Records for this task: Begin

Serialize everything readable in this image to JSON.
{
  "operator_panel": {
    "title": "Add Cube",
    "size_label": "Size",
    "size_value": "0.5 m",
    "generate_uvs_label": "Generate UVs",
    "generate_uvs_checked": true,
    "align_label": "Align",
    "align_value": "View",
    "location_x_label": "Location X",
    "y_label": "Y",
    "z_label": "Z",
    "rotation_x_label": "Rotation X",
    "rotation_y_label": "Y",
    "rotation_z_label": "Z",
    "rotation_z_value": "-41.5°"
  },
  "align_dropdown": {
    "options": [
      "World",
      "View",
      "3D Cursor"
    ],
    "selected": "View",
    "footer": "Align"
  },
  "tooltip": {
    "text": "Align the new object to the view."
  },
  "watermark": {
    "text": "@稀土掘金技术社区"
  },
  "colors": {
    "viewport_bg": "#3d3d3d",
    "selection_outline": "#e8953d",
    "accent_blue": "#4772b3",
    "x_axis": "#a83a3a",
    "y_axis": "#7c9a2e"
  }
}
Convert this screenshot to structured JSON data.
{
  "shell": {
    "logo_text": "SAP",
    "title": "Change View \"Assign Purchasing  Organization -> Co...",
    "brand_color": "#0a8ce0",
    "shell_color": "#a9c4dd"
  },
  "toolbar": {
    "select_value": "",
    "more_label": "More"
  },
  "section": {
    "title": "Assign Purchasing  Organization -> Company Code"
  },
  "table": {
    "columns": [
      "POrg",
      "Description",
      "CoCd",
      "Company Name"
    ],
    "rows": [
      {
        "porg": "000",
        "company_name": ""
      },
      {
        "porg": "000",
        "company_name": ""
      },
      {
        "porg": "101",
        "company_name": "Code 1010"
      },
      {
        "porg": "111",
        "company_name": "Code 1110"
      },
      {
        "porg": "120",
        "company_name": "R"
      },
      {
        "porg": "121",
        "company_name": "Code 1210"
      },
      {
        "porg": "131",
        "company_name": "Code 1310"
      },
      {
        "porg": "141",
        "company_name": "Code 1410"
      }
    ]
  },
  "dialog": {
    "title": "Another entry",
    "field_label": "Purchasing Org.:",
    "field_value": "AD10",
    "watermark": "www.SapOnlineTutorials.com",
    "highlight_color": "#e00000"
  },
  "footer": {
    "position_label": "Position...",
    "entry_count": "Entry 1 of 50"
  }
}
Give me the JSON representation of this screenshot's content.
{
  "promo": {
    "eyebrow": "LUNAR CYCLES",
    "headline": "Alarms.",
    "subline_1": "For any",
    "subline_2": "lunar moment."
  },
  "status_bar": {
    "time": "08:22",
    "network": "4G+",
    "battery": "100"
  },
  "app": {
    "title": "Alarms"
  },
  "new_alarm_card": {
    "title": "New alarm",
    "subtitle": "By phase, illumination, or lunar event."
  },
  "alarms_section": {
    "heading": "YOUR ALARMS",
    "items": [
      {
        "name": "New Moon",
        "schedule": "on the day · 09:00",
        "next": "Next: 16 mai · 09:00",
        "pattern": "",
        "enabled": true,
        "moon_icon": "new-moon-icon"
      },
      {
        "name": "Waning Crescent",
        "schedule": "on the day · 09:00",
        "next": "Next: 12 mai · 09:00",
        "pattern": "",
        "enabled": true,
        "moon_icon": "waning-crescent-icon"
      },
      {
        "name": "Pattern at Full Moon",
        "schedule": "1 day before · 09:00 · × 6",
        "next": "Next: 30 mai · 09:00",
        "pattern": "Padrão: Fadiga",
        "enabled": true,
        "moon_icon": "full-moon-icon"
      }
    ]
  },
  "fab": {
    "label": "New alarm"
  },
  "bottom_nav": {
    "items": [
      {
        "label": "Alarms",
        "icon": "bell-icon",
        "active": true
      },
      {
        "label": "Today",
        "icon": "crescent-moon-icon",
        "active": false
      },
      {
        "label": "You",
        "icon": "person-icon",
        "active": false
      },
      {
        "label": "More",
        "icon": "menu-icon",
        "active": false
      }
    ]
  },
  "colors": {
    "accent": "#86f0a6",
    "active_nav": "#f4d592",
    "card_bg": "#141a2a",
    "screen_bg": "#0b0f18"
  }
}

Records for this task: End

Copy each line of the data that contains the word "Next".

        "next": "Next: 16 mai · 09:00",
        "next": "Next: 12 mai · 09:00",
        "next": "Next: 30 mai · 09:00",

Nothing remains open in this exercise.